Cyber: “Digital Technology is central to almost every aspect of the response to the pandemic and a prerequisite for the achievement of the SDGs. The development and use of Digital technologies, including Artificial Intelligence, based on ethical principles, must be human-centred. The promotion and protection of human rights, democracy, good governance, accountability and the rule of law must be provided offline and online. Thus we need a universal political commitment to digital security. The UN should galvanize the digital cooperation at global level and contribute to mobilizing all actors to ensure open, secure and affordable access to digital infrastructure for all. 

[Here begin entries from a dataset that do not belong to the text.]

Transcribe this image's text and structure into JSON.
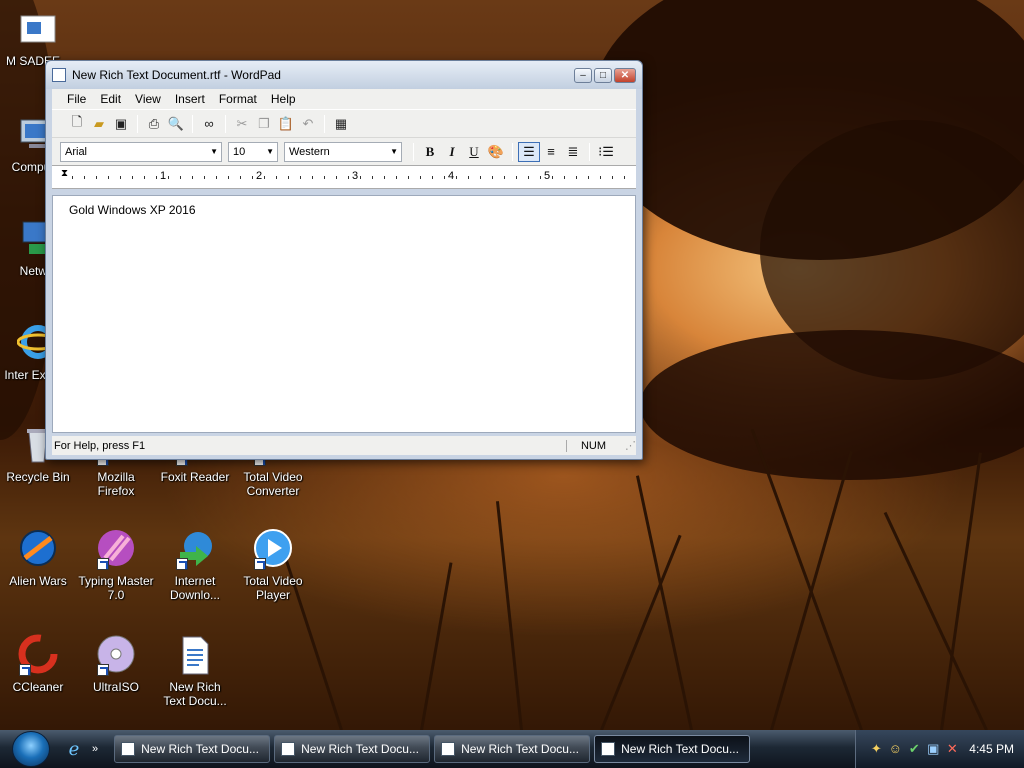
{
  "desktop": {
    "icons": [
      {
        "label": "M SADEE..."
      },
      {
        "label": "Computer"
      },
      {
        "label": "Netw..."
      },
      {
        "label": "Inter Explo..."
      },
      {
        "label": "Recycle Bin"
      },
      {
        "label": "Mozilla Firefox"
      },
      {
        "label": "Foxit Reader"
      },
      {
        "label": "Total Video Converter"
      },
      {
        "label": "Alien Wars"
      },
      {
        "label": "Typing Master 7.0"
      },
      {
        "label": "Internet Downlo..."
      },
      {
        "label": "Total Video Player"
      },
      {
        "label": "CCleaner"
      },
      {
        "label": "UltraISO"
      },
      {
        "label": "New Rich Text Docu..."
      }
    ]
  },
  "window": {
    "title": "New Rich Text Document.rtf - WordPad",
    "minimize_glyph": "–",
    "maximize_glyph": "□",
    "close_glyph": "✕",
    "menu": [
      "File",
      "Edit",
      "View",
      "Insert",
      "Format",
      "Help"
    ],
    "toolbar": {
      "new_icon": "new-document-icon",
      "open_icon": "open-folder-icon",
      "save_icon": "save-disk-icon",
      "print_icon": "printer-icon",
      "preview_icon": "print-preview-icon",
      "find_icon": "binoculars-icon",
      "cut_icon": "scissors-icon",
      "copy_icon": "copy-icon",
      "paste_icon": "paste-icon",
      "undo_icon": "undo-icon",
      "datetime_icon": "date-time-icon"
    },
    "format": {
      "font": "Arial",
      "size": "10",
      "script": "Western",
      "bold": "B",
      "italic": "I",
      "underline": "U",
      "alignment": "left"
    },
    "ruler": [
      "1",
      "2",
      "3",
      "4",
      "5"
    ],
    "document_text": "Gold Windows XP 2016",
    "status": {
      "help": "For Help, press F1",
      "num": "NUM"
    }
  },
  "taskbar": {
    "buttons": [
      {
        "label": "New Rich Text Docu...",
        "active": false
      },
      {
        "label": "New Rich Text Docu...",
        "active": false
      },
      {
        "label": "New Rich Text Docu...",
        "active": false
      },
      {
        "label": "New Rich Text Docu...",
        "active": true
      }
    ],
    "quicklaunch_more": "»",
    "clock": "4:45 PM"
  },
  "colors": {
    "title_accent": "#c2412b",
    "taskbar": "#1d2835"
  }
}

The digital sector in Romania amounts to 6% of the GDP and is an important driver of growth and innovation. We see digitalization as an opportunity for everyone and a key component of our economic development. Romania’s digital transformation aims to make our country less bureaucratic, more resilient, and more attractive for foreign investment. It also has the potential to turn Romania into a regional innovation hub. The COVID-19 crisis has proven that disinformation and hostile actions in the information environment are threatening both international and human security, and they have to be effectively addressed. This crisis demonstrated the crucial need for access to reliable, accurate and science-based information. Thus, it has confirmed the role of free, independent, accountable and pluralistic media in strengthening transparency, accountability and trust.” 

Arms control/non-proliferation/disarmament/nuclear weapons: “Romania remains firmly committed to maintaining a rules-based international order, to consolidating the global architecture of arms control, non-proliferation and disarmament, while taking into account the security context. As we celebrate the 50th anniversary of the entry into force of the NPT (Treaty on the Non-Proliferation of nuclear weapons) in 2020, Romania encourages all parties to take a forward-looking approach, doing everything possible to achieve compromise in order to strengthen the integrity of the NPT in all its pillars. 

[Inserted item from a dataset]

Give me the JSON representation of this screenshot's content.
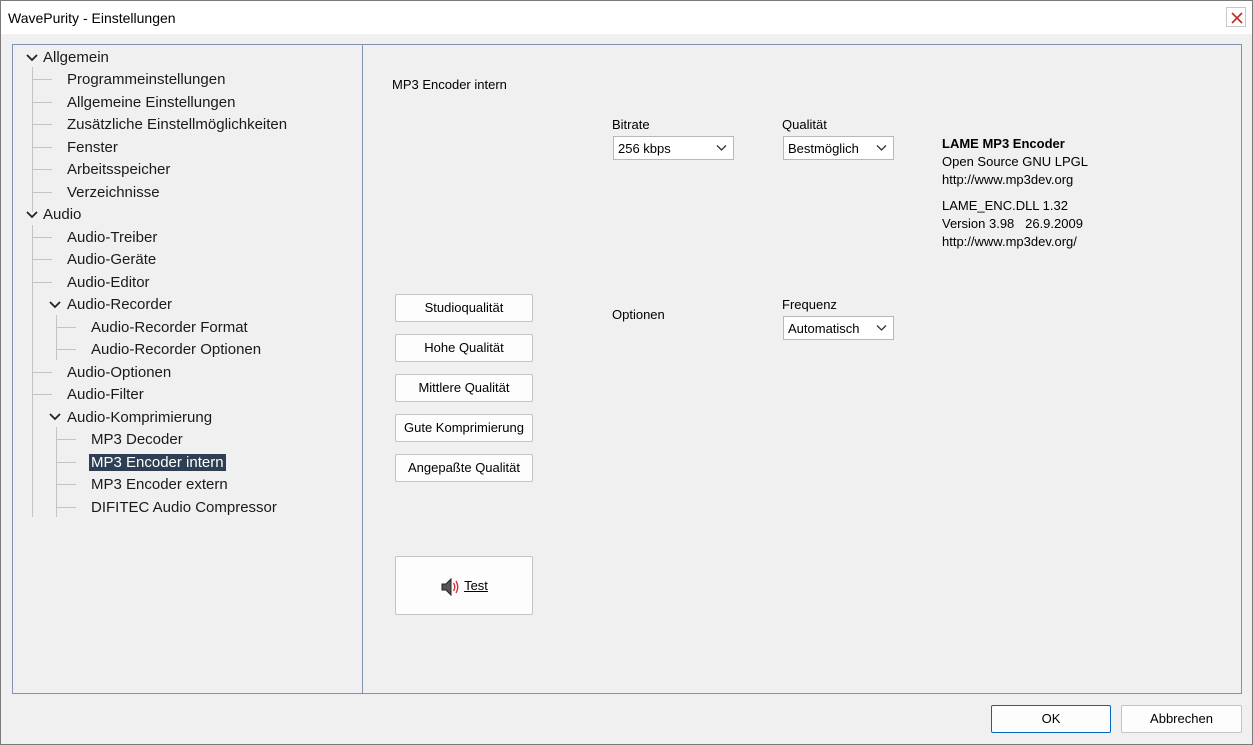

H.E. Vladimir Putin, President
22 September 2020

Cyber: “...like any other innovations, digital technologies tend to spread uncontrollably and, like conventional weapons, can fall into the hands of all sorts of radicals and extremists, not only in zones of regional conflicts, but also in quite prosperous countries, giving rise to huge risks. In this regard, issues of cybersecurity, the use of advanced digital technologies also deserve the most serious discussion at the UN platform. It is important to hear and perceive the fears of people - to what extent their rights will be protected in the new era: rights to privacy, property, security. We must learn to use new technologies for the benefit of humanity, find the right balance between incentives for the development of artificial intelligence and justified restrictive measures, and jointly come to an agreement on regulation that would exclude potential threats, and not only from the point of view of military and technological security, but also traditions, law, morality of human communication.”

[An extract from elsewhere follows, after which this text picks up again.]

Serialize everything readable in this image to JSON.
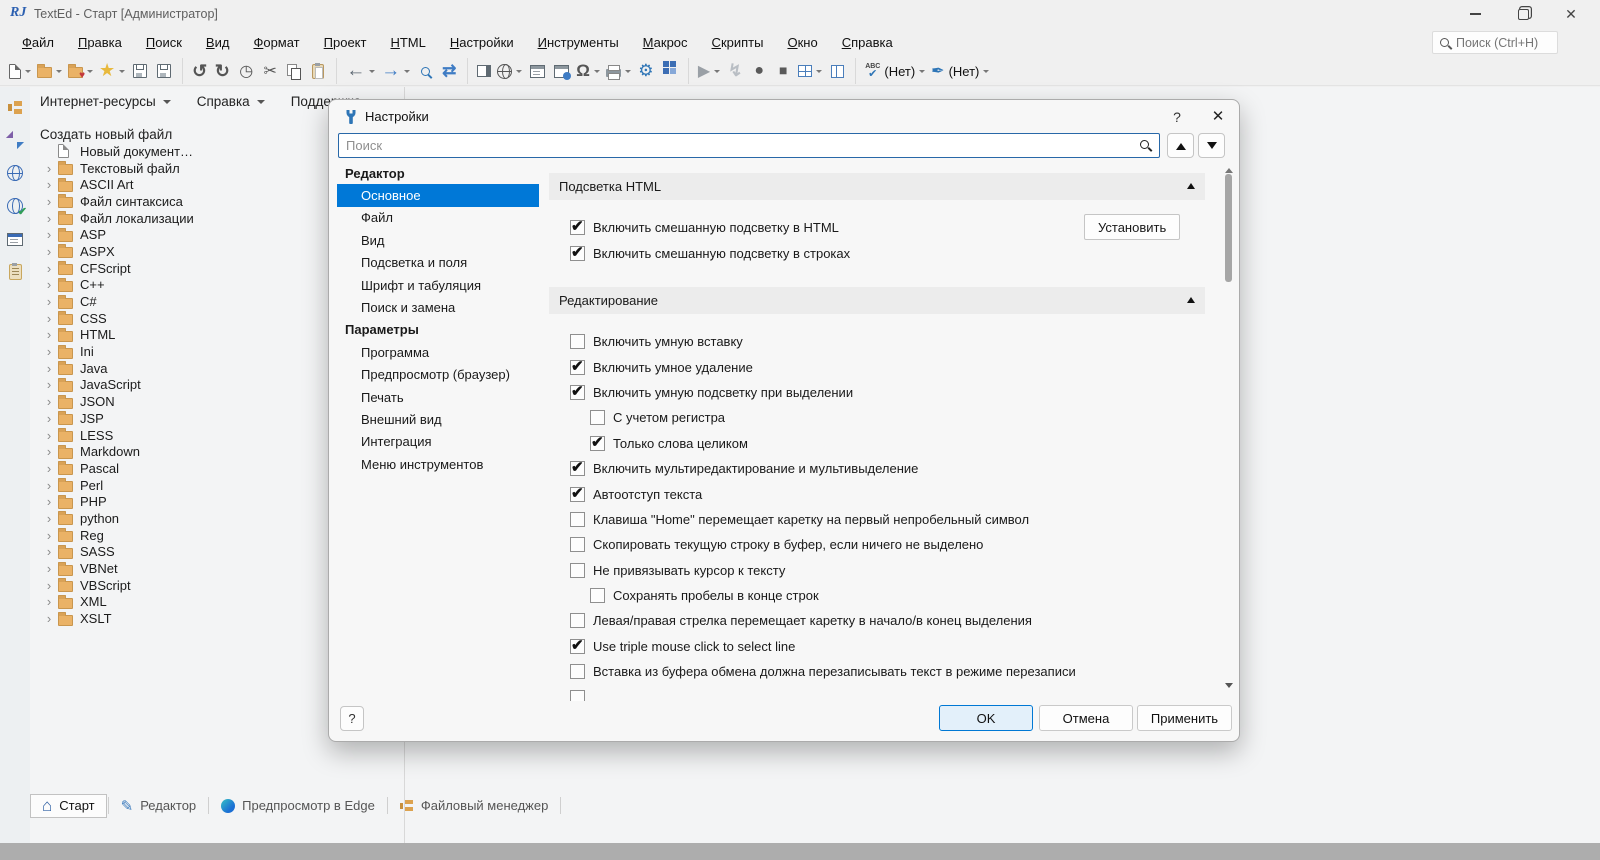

Arms Control/WMD/nuclear weapons/New START: “Despite all the disputes and disagreements, sometimes misunderstandings and even mistrust of some colleagues, we will persistently propose constructive, uniting initiatives, primarily in the field of arms control, strengthening the treaty regimes operating here. This also applies to the prohibition of chemical, biological and toxin weapons. The priority issue that can and must be resolved promptly is, of course, the extension of the Treaty of Russia and the United States on Strategic Offensive Arms, which expires in February 2021, very soon. We are conducting such negotiations with our American partners. In addition, we look forward to mutual restraint in the deployment of new missile systems. Let me add that since last year - I want to emphasize this - since last year Russia has already declared a moratorium on the deployment of intermediate and shorter-range ground-based missiles in Europe and other regions of the world, as long as the United States of America refrains from such measures. Unfortunately, we have not yet heard a reaction to our proposal either from our American partners or from their allies.”

H.E. Paul Kagame, President
22 September 2020

No relevant references